I went to New York in August! It was my fifth time there, my fourth solo adventure. It means a lot to me to go to New York, which I try to do every few years. It energizes and enlivens me in particular ways -- intellectually and sensorially, of course, but also emotionally. I used to think that I wanted to live there, but that's increasingly untrue. Instead, this is what I want: a lifelong relationship with it. When I'm there, enveloped by masses of bodies and buildings, in near-constant motion yet situated, appreciably, at some still point between past and future, I am frequently, inexplicably, on the verge of tears; I feel that I belong there, more than other places -- but then I remind myself that when I'm there, I'm on vacation.
I usually plan my NYC excursions around shows, typically performances, but this time, it was Future Present, the Guggenheim's exhibition of the work of Bauhuas multimedia artist Laszlo Moholy-Nagy (opening soon in Chicago!). I'd only seen one or two Moholy-Nagy pieces in person before, at the Gropius House outside Boston a couple years ago, and I've been hungry for more ever since. I started getting obsessed with seeing this show once I read about it...I even had dreams about it. So upon arriving to the to the city, getting to the Guggenheim was my first order of business.
Also on my to-do list this visit was the Central Park Conservatory Garden, Louis Kahn's Four Freedoms Park on Roosevelt Island, Alan Sonfist's 1978 Greenwich Village installation Time Landscape, the new Whitney Museum of American Art, and 101 Spring Street, the recently reopened onetime home and studio of Donald Judd, now operated as a permanent installation/quasi-museum. I photographed extensively at all these locations when I could, as well as around the Prospect Lefferts Gardens neighborhood of Brooklyn, where I stayed with friends and where I had a good opportunity to try my hand at street photography. Here are 60 or so of my favorite shots from a memorable trip (a lot, I know, but these were whittled down from my original 300....). You can view them below, in a column, with captions, or else open a scrolling gallery by clicking any one of them.
Sunday, September 25, 2016
Thursday, September 8, 2016
(originally published 9/1/16 in Essay'd)

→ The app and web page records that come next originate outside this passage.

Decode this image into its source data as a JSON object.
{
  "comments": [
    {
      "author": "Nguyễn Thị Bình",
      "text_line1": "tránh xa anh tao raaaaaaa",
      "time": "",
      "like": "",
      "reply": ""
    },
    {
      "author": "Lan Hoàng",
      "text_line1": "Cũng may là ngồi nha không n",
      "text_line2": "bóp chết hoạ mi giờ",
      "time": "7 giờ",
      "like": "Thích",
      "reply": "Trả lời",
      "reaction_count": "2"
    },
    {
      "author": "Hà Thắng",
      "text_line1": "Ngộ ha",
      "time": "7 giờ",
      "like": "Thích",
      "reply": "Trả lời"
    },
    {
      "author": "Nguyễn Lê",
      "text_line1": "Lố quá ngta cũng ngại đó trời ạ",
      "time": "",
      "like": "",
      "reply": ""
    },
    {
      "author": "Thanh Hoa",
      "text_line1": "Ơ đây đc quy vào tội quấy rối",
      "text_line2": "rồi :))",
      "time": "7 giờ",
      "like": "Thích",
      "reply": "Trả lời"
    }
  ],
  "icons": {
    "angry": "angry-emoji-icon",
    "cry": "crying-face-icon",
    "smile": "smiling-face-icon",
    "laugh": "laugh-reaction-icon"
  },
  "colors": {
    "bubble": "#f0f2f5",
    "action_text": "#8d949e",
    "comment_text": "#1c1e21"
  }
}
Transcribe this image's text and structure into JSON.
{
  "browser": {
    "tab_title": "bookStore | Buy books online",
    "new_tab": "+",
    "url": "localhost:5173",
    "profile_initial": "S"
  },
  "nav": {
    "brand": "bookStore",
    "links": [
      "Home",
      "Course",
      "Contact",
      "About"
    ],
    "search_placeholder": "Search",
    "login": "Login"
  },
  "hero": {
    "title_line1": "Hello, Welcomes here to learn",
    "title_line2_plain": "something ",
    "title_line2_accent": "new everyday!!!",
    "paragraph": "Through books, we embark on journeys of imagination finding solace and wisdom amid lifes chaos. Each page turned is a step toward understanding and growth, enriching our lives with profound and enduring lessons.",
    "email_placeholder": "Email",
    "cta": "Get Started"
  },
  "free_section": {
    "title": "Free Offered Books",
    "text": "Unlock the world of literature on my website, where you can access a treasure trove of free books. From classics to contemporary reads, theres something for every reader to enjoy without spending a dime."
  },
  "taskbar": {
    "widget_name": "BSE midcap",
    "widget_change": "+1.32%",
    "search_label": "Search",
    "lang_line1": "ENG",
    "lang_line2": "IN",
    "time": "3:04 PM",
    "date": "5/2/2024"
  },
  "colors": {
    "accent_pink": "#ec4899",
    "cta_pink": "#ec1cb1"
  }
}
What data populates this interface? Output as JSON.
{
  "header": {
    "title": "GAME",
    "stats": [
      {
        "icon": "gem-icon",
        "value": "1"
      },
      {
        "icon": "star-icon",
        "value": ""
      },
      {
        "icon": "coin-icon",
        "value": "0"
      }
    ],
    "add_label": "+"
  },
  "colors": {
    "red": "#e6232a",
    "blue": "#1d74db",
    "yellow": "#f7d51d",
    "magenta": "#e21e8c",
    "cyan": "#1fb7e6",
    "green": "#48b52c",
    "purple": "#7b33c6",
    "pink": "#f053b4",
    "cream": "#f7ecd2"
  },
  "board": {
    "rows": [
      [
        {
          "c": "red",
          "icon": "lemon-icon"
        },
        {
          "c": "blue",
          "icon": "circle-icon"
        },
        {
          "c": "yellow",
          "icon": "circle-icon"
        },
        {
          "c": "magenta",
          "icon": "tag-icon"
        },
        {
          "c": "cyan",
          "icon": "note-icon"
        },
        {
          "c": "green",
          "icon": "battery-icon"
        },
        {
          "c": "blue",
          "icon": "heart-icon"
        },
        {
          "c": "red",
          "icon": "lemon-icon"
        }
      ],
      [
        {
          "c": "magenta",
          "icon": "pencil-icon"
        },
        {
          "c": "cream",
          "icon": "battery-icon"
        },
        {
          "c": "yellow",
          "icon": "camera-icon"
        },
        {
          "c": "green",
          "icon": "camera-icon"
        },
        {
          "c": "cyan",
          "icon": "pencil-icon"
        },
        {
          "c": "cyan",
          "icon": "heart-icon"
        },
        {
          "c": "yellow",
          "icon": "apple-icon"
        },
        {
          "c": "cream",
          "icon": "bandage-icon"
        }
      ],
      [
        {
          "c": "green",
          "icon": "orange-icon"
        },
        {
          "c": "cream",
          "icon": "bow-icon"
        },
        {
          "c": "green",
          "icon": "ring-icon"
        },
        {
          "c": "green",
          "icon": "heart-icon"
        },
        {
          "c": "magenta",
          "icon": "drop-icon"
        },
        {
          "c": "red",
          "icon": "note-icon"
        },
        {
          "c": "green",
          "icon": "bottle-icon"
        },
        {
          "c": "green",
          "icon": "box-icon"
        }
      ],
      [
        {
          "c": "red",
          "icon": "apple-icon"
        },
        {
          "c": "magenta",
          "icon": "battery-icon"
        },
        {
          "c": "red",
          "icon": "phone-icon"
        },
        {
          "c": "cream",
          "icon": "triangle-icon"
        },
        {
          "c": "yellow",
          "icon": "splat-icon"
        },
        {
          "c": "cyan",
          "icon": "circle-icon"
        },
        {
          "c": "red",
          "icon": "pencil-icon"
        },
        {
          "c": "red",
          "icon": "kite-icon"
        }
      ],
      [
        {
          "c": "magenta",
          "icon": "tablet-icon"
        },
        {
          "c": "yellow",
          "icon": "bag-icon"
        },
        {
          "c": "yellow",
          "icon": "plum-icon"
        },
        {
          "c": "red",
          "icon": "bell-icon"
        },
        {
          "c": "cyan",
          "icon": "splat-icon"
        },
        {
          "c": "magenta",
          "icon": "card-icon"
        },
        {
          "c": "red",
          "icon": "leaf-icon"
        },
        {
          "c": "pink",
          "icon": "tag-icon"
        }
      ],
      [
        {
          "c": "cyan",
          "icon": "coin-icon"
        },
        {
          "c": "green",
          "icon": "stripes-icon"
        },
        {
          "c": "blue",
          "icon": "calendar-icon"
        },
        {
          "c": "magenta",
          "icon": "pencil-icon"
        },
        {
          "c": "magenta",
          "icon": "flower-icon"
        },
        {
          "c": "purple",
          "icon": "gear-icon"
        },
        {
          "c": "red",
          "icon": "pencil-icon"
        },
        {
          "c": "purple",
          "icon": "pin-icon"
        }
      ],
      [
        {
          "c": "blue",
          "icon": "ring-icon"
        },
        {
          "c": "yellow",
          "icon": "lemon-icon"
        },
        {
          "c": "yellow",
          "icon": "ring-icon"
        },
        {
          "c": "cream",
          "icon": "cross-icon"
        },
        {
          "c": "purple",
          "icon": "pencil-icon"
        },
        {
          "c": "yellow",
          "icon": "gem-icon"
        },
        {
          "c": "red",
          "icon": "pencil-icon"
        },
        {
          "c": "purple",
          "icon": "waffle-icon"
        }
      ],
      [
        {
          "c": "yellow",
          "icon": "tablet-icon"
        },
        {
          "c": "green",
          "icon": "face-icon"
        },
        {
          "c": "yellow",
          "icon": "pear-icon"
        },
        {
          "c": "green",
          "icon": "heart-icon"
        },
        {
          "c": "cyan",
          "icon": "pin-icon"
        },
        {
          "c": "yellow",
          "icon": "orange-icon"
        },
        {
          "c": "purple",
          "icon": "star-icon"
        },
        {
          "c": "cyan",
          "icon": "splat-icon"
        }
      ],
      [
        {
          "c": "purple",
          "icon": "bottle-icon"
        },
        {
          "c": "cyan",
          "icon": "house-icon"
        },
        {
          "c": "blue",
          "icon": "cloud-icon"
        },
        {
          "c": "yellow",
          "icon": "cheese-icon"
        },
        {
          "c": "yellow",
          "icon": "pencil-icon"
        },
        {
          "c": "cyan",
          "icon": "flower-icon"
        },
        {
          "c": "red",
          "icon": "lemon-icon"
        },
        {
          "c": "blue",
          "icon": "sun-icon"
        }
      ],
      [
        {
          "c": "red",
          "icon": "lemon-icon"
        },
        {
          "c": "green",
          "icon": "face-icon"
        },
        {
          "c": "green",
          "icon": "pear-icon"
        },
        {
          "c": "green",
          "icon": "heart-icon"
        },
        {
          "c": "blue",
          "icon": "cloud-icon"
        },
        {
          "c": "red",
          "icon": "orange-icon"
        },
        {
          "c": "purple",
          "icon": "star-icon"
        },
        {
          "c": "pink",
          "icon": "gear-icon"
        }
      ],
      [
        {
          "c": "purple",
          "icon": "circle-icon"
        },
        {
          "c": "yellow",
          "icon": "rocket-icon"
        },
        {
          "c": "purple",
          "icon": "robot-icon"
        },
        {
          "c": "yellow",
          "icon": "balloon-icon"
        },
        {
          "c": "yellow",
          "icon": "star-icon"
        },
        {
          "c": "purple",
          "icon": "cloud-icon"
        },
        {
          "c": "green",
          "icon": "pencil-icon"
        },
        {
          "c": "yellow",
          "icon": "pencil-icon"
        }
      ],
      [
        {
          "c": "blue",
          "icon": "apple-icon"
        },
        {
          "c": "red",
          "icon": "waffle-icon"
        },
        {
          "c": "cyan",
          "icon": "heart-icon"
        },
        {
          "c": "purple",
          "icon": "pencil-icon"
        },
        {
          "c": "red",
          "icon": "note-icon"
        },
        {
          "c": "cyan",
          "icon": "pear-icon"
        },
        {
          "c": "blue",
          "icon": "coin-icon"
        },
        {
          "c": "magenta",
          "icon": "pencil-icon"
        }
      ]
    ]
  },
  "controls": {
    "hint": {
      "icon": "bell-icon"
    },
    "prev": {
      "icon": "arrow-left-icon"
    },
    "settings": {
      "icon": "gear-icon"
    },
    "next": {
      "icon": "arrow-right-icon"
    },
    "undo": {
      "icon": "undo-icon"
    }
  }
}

The art of weaving has long inspired metaphors for nothing less than the nature of human existence — from the mythic Fates, literally weaving each individual’s destiny, to Ishmael’s musing in Moby Dick that the “mingled, mingling threads of life are woven by warp and woof: calms crossed by storms, a storm for every calm.” The age-old link between weaving and living is of paramount significance to Levon Kafafian, a young artist and teacher for whom this ancient way of making is at the center of a vital, unfolding, multimodal practice — a practice that seeks to connect people more deeply to the natural world, one another, and their own lived experience.
Kafafian is a skilled craftsman, a deft weaver of sensitive, distinctive fabrics that revel in their handmade quality. But for Kafafian, objects — no matter how soulful — are inert, ineffective; they only become activated when used. “One of the reasons I started weaving was to move away from mass production and be more in tune with sustainability,” he says, “but as time went on, I realized that I was still just making stuff.”
Kafafian continues to make stuff and, at the Fringe Society, his loom-filled home and studio, to teach others how to do the same. But more often than not, what he makes now has a function, whether protective (as in his numerous scarves and shawls), ceremonial (as in the fabrics, garments, and pottery produced for his ongoing series of interactive performances), or else as constituent elements of short video pieces. The work in the latter two categories at once depends on Kafafian’s foundational weaving and notably departs from it, engaging participants in ways that objects alone never could....